# DESCRIPTION OF THE TASK
Your response should consist of every line below, reproduced without alteration.

═══ PROVIDED RECORDS ═══

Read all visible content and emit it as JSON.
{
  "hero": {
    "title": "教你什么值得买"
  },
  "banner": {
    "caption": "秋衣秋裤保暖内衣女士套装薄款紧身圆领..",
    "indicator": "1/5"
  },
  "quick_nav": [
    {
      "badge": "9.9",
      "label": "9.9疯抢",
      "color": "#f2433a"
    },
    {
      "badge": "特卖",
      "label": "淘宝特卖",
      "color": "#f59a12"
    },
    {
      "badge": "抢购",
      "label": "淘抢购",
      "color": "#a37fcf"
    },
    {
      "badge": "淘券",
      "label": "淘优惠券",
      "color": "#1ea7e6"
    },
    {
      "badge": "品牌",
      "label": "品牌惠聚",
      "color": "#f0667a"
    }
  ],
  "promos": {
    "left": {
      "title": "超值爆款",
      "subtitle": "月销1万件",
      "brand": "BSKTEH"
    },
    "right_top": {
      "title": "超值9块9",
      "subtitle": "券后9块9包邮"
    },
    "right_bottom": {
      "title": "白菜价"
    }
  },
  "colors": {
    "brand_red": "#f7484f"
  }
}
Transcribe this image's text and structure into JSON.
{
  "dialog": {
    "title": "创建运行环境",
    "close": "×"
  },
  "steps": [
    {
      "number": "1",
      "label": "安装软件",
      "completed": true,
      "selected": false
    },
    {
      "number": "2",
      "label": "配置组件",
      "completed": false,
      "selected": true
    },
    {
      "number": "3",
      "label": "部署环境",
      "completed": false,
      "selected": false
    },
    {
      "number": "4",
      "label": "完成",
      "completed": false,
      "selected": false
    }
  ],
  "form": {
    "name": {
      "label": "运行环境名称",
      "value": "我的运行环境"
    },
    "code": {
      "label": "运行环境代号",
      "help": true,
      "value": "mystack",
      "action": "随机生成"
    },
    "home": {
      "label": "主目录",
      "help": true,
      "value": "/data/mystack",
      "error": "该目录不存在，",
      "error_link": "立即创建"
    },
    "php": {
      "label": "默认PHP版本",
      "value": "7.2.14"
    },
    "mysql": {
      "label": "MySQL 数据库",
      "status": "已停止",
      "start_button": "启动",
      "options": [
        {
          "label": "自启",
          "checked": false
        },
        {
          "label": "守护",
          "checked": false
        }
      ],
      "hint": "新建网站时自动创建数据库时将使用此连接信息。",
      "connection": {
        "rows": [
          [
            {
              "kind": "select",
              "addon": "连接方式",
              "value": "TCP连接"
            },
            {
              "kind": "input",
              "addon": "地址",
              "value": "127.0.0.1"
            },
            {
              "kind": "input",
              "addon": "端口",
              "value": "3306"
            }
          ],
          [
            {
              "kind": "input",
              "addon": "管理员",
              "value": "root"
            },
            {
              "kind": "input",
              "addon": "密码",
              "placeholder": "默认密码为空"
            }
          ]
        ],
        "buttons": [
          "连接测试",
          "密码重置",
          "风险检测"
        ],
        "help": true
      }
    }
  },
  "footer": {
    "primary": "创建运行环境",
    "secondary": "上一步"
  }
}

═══

# WRITTEN RESPONSE
Read all visible content and emit it as JSON.
{
  "hero": {
    "title": "教你什么值得买"
  },
  "banner": {
    "caption": "秋衣秋裤保暖内衣女士套装薄款紧身圆领..",
    "indicator": "1/5"
  },
  "quick_nav": [
    {
      "badge": "9.9",
      "label": "9.9疯抢",
      "color": "#f2433a"
    },
    {
      "badge": "特卖",
      "label": "淘宝特卖",
      "color": "#f59a12"
    },
    {
      "badge": "抢购",
      "label": "淘抢购",
      "color": "#a37fcf"
    },
    {
      "badge": "淘券",
      "label": "淘优惠券",
      "color": "#1ea7e6"
    },
    {
      "badge": "品牌",
      "label": "品牌惠聚",
      "color": "#f0667a"
    }
  ],
  "promos": {
    "left": {
      "title": "超值爆款",
      "subtitle": "月销1万件",
      "brand": "BSKTEH"
    },
    "right_top": {
      "title": "超值9块9",
      "subtitle": "券后9块9包邮"
    },
    "right_bottom": {
      "title": "白菜价"
    }
  },
  "colors": {
    "brand_red": "#f7484f"
  }
}
Transcribe this image's text and structure into JSON.
{
  "dialog": {
    "title": "创建运行环境",
    "close": "×"
  },
  "steps": [
    {
      "number": "1",
      "label": "安装软件",
      "completed": true,
      "selected": false
    },
    {
      "number": "2",
      "label": "配置组件",
      "completed": false,
      "selected": true
    },
    {
      "number": "3",
      "label": "部署环境",
      "completed": false,
      "selected": false
    },
    {
      "number": "4",
      "label": "完成",
      "completed": false,
      "selected": false
    }
  ],
  "form": {
    "name": {
      "label": "运行环境名称",
      "value": "我的运行环境"
    },
    "code": {
      "label": "运行环境代号",
      "help": true,
      "value": "mystack",
      "action": "随机生成"
    },
    "home": {
      "label": "主目录",
      "help": true,
      "value": "/data/mystack",
      "error": "该目录不存在，",
      "error_link": "立即创建"
    },
    "php": {
      "label": "默认PHP版本",
      "value": "7.2.14"
    },
    "mysql": {
      "label": "MySQL 数据库",
      "status": "已停止",
      "start_button": "启动",
      "options": [
        {
          "label": "自启",
          "checked": false
        },
        {
          "label": "守护",
          "checked": false
        }
      ],
      "hint": "新建网站时自动创建数据库时将使用此连接信息。",
      "connection": {
        "rows": [
          [
            {
              "kind": "select",
              "addon": "连接方式",
              "value": "TCP连接"
            },
            {
              "kind": "input",
              "addon": "地址",
              "value": "127.0.0.1"
            },
            {
              "kind": "input",
              "addon": "端口",
              "value": "3306"
            }
          ],
          [
            {
              "kind": "input",
              "addon": "管理员",
              "value": "root"
            },
            {
              "kind": "input",
              "addon": "密码",
              "placeholder": "默认密码为空"
            }
          ]
        ],
        "buttons": [
          "连接测试",
          "密码重置",
          "风险检测"
        ],
        "help": true
      }
    }
  },
  "footer": {
    "primary": "创建运行环境",
    "secondary": "上一步"
  }
}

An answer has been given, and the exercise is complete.